  • Salt: Use non-iodized salt, like kosher or sea salt, for its pure curing properties.
  • Sugar: Helps balance the saltiness and enhances flavor. Brown sugar is commonly used.
  • Optional Spices: Customize with herbs, garlic, or other spices for added flavor.
  • Curing Chamber: A cool, well-ventilated space for dry curing. Ensure good air circulation.
  • Hooks or Racks: For hanging or placing meat during the curing process.
  • Meat Thermometer: Important for monitoring temperatures during smoking to prevent cooking.
  • Smoker: Essential for the smoking step. Options include electric, charcoal, or wood smokers.
  • Wood Chips or Pellets: Add these to the smoker for flavor. Choose hardwoods like hickory or apple.
  • Clean Utensils and Containers: Maintain strict hygiene to prevent contamination.

Remember, precision and cleanliness are crucial in the curing process to ensure safe and flavorful results.

Curing meat without a refrigerator involves using traditional methods like dry curing or smoking.

Dry Curing:

a. Coat meat with a mixture of salt, sugar, and optional spices.

b. Place the meat in a cool, well-ventilated area for several weeks.

c. Regularly turn and massage the meat to distribute the curing mixture.


a. After dry curing, cold-smoke the meat for additional flavor and preservation.

b. Maintain a low temperature during smoking to avoid cooking the meat.

The science behind this process lies in salt’s ability to draw out moisture, creating an environment hostile to bacteria. Smoking adds an extra layer of preservation through the antimicrobial properties of the smoke.

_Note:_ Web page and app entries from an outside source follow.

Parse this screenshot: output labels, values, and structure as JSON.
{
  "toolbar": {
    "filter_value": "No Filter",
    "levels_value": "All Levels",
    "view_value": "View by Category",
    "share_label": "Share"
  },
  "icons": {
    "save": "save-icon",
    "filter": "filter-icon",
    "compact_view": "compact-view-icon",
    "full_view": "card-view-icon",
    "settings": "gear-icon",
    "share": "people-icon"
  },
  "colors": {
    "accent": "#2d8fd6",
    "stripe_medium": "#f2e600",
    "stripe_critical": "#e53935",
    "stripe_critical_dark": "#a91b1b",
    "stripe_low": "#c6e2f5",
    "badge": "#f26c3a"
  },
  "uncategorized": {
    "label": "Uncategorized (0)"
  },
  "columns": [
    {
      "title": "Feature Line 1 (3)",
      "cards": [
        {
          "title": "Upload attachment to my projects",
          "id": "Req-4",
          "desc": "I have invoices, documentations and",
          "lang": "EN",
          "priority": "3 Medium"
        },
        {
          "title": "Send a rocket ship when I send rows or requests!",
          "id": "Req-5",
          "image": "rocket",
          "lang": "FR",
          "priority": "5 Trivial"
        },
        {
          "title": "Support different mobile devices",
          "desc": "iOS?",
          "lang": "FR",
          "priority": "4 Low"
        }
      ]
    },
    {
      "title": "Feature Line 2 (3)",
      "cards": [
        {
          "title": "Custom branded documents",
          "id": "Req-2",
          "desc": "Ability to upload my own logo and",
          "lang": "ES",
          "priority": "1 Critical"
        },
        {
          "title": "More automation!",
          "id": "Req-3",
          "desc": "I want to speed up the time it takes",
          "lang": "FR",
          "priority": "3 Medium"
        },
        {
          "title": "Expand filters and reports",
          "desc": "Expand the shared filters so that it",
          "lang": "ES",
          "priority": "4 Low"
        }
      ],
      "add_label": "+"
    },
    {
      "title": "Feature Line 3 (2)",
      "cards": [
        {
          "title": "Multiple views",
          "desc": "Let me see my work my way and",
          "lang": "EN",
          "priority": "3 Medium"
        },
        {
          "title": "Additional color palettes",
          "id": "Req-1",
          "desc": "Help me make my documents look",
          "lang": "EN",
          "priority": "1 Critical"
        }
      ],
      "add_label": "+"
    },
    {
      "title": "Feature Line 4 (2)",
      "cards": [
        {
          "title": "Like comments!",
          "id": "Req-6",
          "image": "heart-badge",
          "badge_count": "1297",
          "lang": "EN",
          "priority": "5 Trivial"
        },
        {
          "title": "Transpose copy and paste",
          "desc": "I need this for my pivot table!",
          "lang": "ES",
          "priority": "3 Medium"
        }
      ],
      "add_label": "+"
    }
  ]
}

The duration depends on factors like meat type, size, and desired level of curing. Monitor the process to ensure safety.

Benefits include prolonged storage, enhanced flavor, and the ability to preserve meat without relying on modern refrigeration methods. However, it requires careful attention to hygiene and environmental conditions.

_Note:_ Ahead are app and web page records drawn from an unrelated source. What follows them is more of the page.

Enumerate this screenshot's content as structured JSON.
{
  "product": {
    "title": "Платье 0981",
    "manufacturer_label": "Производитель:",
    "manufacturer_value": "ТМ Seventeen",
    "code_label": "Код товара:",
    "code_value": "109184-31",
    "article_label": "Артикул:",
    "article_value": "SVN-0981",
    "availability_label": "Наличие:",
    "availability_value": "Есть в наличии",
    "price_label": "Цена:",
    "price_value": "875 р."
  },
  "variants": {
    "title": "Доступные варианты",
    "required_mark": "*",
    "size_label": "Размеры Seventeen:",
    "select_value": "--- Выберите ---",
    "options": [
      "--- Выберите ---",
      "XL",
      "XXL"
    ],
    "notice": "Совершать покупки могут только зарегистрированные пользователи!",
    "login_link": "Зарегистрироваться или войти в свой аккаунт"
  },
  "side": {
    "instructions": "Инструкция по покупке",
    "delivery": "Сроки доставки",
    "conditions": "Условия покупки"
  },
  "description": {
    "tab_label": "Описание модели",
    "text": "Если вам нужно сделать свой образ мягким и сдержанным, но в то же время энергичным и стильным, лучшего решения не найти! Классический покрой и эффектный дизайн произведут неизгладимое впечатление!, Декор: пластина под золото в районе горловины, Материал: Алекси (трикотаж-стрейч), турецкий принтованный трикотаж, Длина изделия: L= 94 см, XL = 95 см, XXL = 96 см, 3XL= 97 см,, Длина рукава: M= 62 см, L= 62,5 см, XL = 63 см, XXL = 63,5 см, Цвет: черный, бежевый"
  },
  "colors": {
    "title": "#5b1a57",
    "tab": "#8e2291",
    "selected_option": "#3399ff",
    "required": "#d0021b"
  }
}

-The shelf life of cured meat outside the refrigerator varies depending on factors like the curing method, ambient conditions, and specific type of meat. Here’s a general guideline:

  • Dry Cured Meat (e.g., Prosciutto):
    • Chicken: 2-3 weeks
    • Elk and Venison: 3-4 weeks
    • Beef: 3-4 weeks
    • Pork: 4-6 weeks
    • Lamb: 3-4 weeks
  • Smoked Meat:
    • Chicken: 1-2 weeks
    • Elk and Venison: 2-3 weeks
    • Beef: 2-3 weeks
    • Pork: 3-4 weeks
    • Lamb: 2-3 weeks

These estimates assume optimal curing conditions, such as consistent temperature and humidity. Factors like the fat content, thickness, and initial microbial load in the meat can also influence storage duration. It’s crucial to monitor the meat closely for any signs of spoilage, and if unsure, err on the side of caution. Always prioritize safety when consuming cured meats.